No picnic, I can tell you that. Hector Shaw- the incarcerated killer who has taken a shine to her—looms ever larger. His preoccupation with the Black Squid, the online suicide game responsible for his daughter's death, brings another victim to Anna's cold case team. This time it's very much closer to home and so her investigation aligns reluctantly with Shaw's conviction that there is someone out there behind this game. He believes that it's about time Anna found out exactly who that is.
But there are others who aren't so keen on her digging.

Please could you share some hints and tips for novelists still on the journey towards debut publication?

The landscape has changed dramatically since I began. These days, with self-publication available for everyone, it's possible for anyone to publish a book and have it up there for the reader to see. I consider myself a hybrid author, both traditionally published and self-published and I have no qualms about either. The new models of publishing embrace the power of eBooks as a way of getting the work out there and at a price point that is accessible.
The days of waiting for your book to reach the selves of every book store on its day of launch is an expensive pipe-dream for all but the most successful of authors - or celebs. And the two are not often the same thing!
However, if anyone is considering the self-pub route, I would say that it is essential that the process is subjected to the same rigour as a traditionally published book. That means paying for editorial services, a proper cover and becoming a bit of an entrepreneur in terms of marketing. Get the stuff written, professionally produced, and out there. If it's any good, people will read it. If it's not, keep striving until you get better or take up golf.
As for the writing itself, there is no substitute for sitting on a stool with a keyboard and screen in front of you (I used to say pen and paper, but it now gets too many laughs—who uses pen and paper!). And there are courses and self-help books galore. Read a few and take what you need and want from each of them and then apply. I have an online bible of culled wisdom because there is not one that shows you exactly how to succeed.

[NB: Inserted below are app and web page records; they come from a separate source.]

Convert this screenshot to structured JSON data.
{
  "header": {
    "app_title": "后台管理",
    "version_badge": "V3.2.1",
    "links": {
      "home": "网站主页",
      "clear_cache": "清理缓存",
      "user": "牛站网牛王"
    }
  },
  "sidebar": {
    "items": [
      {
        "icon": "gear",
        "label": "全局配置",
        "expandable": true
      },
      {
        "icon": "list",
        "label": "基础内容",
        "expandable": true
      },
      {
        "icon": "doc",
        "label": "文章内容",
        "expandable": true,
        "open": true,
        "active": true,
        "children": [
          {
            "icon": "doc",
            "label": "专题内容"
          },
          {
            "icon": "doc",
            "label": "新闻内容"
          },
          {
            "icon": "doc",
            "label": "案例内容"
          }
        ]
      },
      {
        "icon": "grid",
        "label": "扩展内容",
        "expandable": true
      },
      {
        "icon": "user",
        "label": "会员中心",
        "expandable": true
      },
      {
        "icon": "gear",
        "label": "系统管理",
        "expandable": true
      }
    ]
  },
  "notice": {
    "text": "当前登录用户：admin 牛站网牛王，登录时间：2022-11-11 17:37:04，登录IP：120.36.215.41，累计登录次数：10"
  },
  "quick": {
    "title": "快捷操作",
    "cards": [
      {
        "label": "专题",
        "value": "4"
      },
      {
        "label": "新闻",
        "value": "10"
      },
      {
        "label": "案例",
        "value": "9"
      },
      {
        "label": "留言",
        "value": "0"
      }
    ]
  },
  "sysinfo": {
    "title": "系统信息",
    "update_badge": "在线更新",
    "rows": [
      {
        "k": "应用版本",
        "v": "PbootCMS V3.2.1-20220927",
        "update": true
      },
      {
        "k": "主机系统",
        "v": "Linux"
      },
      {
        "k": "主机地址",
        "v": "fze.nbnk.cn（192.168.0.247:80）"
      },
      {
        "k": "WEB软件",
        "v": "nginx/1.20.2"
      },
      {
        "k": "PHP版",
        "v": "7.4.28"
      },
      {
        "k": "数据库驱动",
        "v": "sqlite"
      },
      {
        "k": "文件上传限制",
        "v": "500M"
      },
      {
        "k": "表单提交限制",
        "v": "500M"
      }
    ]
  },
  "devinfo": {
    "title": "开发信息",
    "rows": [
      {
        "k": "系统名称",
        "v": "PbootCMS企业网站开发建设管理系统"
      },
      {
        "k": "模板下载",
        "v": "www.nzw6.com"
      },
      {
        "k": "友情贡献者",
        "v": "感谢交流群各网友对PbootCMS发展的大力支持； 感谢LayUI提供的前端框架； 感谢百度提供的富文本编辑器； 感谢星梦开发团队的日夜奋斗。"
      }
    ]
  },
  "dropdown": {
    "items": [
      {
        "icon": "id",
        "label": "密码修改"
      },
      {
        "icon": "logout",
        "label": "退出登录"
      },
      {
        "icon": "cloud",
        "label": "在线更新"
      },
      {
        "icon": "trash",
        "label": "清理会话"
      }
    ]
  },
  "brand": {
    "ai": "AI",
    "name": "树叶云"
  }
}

If there was it'd be the number one all over the world. But if I had to recommend one for now, it would be Lisa Cron's Story genius. Full of the good stuff to read—and a cheat sheet to apply.